- What is needed:
Among the entries that follow, find every line with the word "expo" and list it.

Website and app data records
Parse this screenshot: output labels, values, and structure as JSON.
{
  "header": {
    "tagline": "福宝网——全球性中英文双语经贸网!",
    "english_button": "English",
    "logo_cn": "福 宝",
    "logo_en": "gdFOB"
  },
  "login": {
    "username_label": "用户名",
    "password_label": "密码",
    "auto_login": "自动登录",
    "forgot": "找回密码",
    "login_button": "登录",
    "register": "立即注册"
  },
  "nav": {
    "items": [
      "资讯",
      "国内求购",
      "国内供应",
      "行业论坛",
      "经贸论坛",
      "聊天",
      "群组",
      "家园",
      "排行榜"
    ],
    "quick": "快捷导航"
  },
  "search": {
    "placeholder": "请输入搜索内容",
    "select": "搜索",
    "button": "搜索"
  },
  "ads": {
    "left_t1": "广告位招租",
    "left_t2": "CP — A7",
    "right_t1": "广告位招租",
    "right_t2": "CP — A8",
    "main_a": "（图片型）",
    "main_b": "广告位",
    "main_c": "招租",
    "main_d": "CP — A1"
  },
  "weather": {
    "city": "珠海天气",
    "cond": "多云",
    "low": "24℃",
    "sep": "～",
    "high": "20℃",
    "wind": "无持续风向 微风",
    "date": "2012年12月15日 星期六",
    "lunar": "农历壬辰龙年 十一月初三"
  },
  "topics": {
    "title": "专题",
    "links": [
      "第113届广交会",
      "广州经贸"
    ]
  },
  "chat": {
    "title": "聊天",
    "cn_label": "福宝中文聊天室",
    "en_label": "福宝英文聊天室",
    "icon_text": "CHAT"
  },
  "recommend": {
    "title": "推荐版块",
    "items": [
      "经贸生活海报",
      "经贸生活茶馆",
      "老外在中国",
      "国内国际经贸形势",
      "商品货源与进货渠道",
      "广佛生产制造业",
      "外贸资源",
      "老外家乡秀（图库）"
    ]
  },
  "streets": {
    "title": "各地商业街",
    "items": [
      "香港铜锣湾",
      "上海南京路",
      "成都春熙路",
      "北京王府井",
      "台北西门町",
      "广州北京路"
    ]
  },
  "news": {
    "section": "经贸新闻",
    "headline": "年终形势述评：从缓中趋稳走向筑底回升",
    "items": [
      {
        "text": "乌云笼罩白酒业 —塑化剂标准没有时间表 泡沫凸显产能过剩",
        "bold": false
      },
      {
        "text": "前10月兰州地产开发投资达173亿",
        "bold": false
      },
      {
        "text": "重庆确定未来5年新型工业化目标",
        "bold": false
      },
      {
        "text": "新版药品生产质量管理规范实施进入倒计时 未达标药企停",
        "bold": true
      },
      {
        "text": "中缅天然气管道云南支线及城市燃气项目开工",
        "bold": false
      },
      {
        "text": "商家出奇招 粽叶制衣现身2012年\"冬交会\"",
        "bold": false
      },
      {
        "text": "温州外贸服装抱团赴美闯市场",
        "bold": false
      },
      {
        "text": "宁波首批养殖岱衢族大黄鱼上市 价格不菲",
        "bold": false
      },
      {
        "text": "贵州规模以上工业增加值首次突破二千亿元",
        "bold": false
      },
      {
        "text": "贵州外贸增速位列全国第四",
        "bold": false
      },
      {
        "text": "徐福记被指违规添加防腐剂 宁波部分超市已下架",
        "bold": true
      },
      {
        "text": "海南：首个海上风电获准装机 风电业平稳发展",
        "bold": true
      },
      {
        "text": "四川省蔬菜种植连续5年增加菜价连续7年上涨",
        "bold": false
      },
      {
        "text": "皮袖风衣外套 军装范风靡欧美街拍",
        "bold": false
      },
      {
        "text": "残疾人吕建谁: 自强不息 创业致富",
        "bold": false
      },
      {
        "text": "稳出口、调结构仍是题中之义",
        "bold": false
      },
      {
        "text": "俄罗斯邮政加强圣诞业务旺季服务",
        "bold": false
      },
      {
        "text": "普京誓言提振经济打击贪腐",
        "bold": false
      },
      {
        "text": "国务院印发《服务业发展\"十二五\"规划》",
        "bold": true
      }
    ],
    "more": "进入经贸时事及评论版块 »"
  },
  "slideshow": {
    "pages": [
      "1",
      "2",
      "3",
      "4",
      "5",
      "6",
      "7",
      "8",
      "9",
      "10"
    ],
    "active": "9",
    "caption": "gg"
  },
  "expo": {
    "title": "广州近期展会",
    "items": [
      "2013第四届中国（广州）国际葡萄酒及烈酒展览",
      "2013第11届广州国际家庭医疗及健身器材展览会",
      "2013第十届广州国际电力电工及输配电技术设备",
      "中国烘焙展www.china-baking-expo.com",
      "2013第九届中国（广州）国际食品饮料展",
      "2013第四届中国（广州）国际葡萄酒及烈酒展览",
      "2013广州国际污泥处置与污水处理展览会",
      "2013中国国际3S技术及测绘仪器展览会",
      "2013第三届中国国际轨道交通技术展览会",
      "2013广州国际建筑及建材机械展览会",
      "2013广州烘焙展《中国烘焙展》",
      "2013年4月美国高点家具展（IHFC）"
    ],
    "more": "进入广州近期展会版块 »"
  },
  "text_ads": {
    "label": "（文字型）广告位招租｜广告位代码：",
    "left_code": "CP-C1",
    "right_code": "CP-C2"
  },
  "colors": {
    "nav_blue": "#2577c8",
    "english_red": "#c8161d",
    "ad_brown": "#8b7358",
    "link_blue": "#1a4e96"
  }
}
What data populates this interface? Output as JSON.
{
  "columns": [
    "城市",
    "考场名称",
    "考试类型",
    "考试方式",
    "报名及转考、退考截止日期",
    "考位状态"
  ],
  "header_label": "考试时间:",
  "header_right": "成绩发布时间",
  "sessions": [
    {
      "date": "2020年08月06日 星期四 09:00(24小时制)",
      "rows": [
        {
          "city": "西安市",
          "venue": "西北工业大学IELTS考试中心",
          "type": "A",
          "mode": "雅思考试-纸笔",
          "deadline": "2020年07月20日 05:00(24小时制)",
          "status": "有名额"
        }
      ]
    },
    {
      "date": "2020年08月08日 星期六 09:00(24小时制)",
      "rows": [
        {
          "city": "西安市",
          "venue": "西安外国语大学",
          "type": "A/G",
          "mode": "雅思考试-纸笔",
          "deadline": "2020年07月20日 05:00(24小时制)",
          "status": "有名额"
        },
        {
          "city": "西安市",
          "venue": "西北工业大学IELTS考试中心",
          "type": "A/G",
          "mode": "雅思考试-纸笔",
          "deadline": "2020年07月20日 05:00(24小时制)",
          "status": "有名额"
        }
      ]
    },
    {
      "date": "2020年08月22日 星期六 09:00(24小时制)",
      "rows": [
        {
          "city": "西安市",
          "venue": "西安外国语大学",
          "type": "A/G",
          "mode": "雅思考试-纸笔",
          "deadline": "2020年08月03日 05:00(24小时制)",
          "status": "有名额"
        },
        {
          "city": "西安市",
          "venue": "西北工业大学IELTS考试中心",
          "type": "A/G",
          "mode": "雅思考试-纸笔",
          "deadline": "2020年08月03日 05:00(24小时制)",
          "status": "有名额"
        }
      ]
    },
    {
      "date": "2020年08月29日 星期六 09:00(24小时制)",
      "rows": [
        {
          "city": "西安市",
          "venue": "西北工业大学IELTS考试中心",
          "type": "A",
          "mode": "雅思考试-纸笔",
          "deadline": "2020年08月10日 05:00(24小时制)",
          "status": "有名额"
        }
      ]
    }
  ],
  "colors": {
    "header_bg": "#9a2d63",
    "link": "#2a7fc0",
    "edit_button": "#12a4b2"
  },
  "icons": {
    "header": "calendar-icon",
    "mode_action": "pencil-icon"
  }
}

- Problem solution:
  "expo": {
      "中国烘焙展www.china-baking-expo.com",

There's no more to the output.